§ **WORK INSTRUCTION**:
Take every line in the entries that includes the word "value" and copy it.

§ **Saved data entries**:
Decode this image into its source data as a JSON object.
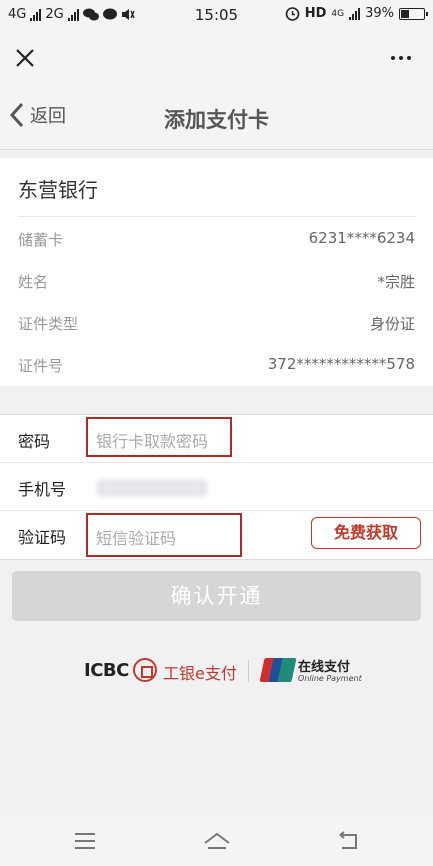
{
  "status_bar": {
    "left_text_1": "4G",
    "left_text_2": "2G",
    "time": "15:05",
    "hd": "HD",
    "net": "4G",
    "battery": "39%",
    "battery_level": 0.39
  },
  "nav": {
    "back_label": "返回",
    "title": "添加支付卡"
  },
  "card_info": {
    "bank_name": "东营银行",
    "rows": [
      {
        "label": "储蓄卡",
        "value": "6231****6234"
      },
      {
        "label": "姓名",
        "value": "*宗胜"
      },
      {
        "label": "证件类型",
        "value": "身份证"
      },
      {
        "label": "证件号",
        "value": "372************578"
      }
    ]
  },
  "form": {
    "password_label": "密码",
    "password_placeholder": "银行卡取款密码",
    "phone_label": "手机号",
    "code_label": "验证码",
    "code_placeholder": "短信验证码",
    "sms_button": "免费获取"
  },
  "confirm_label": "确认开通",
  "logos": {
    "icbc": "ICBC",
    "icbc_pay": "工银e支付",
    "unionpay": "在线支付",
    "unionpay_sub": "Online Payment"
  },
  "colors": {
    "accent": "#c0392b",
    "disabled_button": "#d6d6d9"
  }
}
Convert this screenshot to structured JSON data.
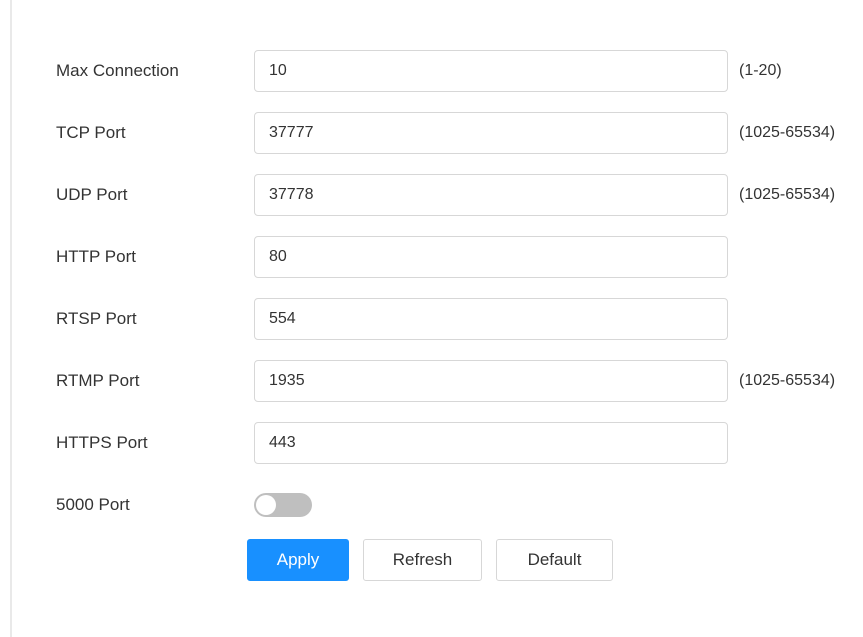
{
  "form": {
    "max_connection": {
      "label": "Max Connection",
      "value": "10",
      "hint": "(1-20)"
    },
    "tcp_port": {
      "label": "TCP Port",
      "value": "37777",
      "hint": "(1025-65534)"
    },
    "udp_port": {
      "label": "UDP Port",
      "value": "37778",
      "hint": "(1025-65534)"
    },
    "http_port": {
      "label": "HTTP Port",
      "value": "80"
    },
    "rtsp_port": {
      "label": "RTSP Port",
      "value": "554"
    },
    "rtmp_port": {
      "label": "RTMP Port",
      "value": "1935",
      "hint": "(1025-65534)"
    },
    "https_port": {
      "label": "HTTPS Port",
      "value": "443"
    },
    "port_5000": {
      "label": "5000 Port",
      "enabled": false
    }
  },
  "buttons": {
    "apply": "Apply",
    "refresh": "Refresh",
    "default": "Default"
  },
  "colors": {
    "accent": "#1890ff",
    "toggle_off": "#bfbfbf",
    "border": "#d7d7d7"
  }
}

§ **SOLUTION FOR THIS TASK**:
        "value": "6231****6234"
        "value": "*宗胜"
        "value": "身份证"
        "value": "372************578"
      "value": "10",
      "value": "37777",
      "value": "37778",
      "value": "80"
      "value": "554"
      "value": "1935",
      "value": "443"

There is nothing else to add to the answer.